In the UK, digital learning platforms like Blackboard and Moodle have been in use at higher education institutions since 2002. These can be accessed anywhere, work on mobile devices, are a gaining popularity at global level and making education available across borders and time zones. Industry experts at Ed Tech Review have claimed that approximately 66 per cent of the world’s learning institutions now offer online learning programmes. Online learning platforms are also used at primary schools. One of the most popular platforms is Discovery Education Espresso, an award-winning digital tool that has been transforming the way content is delivered to students from Early Years to Year 6.

These platforms provide a virtual learning environment whose objective is to enhance the learning experience, encourage learners to become more autonomous, and provide a flexible and customisable platform for both teachers and learners. And since virtually all educational institutions now have access to fibre broadband, implementing a digital learning environment is become a feasible and cost-effective option for many of them.

Ever thought that some young people seem to have been born with a mobile device glued to their hands? That might not be a bad thing after all. Mobile educational apps tap into the student’s motivation to learn independently and cover a wide range of subjects and skills, including logical thinking, spelling, science, maths, languages, and the arts. These apps are designed to offer feedback, to consolidate knowledge, and to be accessible anytime, anywhere.

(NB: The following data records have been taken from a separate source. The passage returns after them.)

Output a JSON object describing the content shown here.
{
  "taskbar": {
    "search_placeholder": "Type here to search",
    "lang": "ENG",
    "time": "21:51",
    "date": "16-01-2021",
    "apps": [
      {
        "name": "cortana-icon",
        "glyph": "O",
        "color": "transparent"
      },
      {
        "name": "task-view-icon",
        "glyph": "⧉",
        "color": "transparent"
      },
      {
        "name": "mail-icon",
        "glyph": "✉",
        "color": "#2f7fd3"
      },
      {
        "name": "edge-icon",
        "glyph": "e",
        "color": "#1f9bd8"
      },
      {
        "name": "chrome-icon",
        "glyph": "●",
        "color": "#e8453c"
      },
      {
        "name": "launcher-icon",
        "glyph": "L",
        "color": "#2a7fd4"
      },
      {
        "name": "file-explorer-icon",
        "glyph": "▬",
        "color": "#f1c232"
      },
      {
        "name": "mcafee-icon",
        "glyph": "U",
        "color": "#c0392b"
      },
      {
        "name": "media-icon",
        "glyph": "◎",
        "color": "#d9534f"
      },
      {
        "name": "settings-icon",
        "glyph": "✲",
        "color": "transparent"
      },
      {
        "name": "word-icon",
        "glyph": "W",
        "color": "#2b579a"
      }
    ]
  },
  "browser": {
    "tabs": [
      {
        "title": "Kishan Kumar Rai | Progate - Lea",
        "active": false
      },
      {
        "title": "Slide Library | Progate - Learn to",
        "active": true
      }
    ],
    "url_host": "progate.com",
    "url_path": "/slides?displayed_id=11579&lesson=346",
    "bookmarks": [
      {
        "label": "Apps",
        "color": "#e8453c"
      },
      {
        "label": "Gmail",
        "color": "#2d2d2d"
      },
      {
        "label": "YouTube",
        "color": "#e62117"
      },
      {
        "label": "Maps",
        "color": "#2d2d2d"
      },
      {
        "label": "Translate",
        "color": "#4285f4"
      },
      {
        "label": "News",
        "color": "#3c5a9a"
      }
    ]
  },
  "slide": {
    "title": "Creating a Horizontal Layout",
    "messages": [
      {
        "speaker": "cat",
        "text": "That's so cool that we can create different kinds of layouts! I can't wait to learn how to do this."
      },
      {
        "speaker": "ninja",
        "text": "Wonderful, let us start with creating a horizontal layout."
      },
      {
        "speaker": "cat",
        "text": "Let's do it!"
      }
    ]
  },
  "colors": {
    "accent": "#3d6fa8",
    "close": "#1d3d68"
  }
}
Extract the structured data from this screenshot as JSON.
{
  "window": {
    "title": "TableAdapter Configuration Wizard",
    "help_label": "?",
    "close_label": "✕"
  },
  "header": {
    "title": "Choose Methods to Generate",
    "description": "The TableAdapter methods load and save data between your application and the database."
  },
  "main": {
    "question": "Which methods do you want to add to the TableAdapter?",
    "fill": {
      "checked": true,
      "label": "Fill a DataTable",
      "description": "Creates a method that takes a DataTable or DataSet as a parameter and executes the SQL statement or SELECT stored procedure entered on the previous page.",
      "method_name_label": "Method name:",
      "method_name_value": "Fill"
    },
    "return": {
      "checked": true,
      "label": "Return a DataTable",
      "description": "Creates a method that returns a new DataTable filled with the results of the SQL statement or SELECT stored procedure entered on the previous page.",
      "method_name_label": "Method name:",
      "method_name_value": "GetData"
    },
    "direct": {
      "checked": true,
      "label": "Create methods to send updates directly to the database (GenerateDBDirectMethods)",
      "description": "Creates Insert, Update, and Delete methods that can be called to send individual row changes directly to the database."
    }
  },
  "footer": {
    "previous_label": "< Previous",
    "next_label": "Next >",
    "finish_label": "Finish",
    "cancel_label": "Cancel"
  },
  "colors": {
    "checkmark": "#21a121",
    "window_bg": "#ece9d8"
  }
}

Examples include Mathspace, Corinth Micro, and Duolingo.


Digital games
Nobody said that learning is a game, but it can be. Educators and software developers have recently come together to create more interesting and enjoyable ways of presenting content. The result? A range of digital games that prove that learning can be fun. Researchers at the University of Salford investigated how virtual reality games could be used to teach recursive algorithms (now that’s a subject that definitely needs to be spiced up!). A great example of successful educational games is Savie’s Online Educational Games Central, which is available in English, French, and Spanish and offers dozens of games that can be easily adapted to each classroom’s needs. Other examples include the educational versions of well-known games like Sim City or Minecraft (yes, really).

These technological innovations are not replacing but rather complementing traditional learning methods, making them more effective, flexible, and engaging.